I got a kick out of going back and forth across the bridges in the park: Now I’m in Germany, now I’m in Poland. Poland – Germany, Germany – Poland… Life’s simple pleasures. (What can I say, I’m easily amused.)

4. Lake District, England

The Lake District National Park is 2 300 km². It has idyllic little villages, sloping hills and dales, rugged fells and crystal clear lakes; in short, an all-round beguiling vista. And it’s just up the street from the vital, independent, slightly defiant city Manchester!

5. Baku, Azerbaijan

Içeri Şəhər, the walled old city of Baku, is a fascinating place to explore. Cobbled streets, narrow alleys and stairways turning this way and that, courtyards, small shops and taverns, little (almost indistinguishable) mosques, caravanserais, bathhouses and gardens. Yet the old town is very much living and breathing, with children playing, mothers hanging clothes to dry, grandfathers playing backgammon and dominoes in the shade.

6. Wismar, Germany

In the hanseatic city of Wismar, the clouds and weather cooperated nicely a few years ago. On a corner of market square is Wasserkunst am Markt (Water art on the Square), a 16th century well that supplied water to the residents of Wismar for centuries, until 1897. Gorgeous, isn’t it?

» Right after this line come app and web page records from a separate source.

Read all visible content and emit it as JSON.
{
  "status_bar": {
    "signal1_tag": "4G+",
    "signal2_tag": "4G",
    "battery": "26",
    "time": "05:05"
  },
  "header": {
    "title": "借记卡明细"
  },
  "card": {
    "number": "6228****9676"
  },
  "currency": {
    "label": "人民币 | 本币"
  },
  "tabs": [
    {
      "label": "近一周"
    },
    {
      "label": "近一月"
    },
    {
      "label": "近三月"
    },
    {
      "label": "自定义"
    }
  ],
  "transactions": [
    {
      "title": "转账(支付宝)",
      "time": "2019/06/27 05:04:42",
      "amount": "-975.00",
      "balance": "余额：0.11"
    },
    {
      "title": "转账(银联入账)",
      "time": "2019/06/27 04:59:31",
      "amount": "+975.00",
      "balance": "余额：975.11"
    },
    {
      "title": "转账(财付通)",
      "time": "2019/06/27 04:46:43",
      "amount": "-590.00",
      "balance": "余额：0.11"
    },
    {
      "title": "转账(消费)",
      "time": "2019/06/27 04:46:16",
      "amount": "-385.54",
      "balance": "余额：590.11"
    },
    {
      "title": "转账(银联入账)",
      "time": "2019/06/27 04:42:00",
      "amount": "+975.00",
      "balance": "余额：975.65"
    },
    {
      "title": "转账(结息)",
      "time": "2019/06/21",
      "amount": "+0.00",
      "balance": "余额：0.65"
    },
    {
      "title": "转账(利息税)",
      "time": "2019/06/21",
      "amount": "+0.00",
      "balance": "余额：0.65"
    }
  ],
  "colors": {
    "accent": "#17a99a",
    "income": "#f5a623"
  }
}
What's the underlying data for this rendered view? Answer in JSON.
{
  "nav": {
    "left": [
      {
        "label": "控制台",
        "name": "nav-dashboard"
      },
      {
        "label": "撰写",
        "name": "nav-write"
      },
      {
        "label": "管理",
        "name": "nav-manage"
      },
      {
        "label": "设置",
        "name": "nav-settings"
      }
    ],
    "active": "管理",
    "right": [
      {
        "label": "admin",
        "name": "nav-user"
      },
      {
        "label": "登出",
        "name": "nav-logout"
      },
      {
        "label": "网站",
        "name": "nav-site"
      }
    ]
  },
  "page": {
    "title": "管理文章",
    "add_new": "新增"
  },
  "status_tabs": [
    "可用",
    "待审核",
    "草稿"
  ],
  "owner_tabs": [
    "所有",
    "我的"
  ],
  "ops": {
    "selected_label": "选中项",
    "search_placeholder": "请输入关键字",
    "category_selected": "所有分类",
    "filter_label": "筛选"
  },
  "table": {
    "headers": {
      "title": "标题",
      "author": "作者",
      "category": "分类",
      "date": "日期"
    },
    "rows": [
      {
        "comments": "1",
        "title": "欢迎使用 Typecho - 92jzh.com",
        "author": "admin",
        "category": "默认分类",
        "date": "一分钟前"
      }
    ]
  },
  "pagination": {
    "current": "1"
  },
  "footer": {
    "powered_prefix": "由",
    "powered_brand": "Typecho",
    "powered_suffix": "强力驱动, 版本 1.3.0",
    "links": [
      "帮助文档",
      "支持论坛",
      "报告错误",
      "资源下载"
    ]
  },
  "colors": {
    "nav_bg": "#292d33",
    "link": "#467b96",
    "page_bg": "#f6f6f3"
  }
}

7. Manarola, Italy

Cinque terre. Nuff said.

8. Šibenik, Croatia

You’d like a stunning seaside town along the Dalmatian coast, you say? There are many of those. But you want calm and quiet, as well? In August, prime holiday season for weary Eurocrats and everyone else? Normally, we’d say ‘ha!’ right here, and deprive you of any such illusion. But then there is Šibenik.

9. Riga, Latvia

Cobbled streets in the rain. So very Riga.

10. Cedar trees in Lebanon

Qadisha Valley, with Lebanon’s famous cedar trees. Cedars of the gods.

11. Saint-Emilion, France

A hot July morning in the absurdly pretty village of Saint-Emilion, wine growing country extraordinaire.

Want more puzzles?

More over at JigsawPlanet, with even more being added. This is addictive! If that’s not enough, head on over to Hecktic Travels. (Great minds, Dalene 🙂). Or you can create your own. Easy as pie.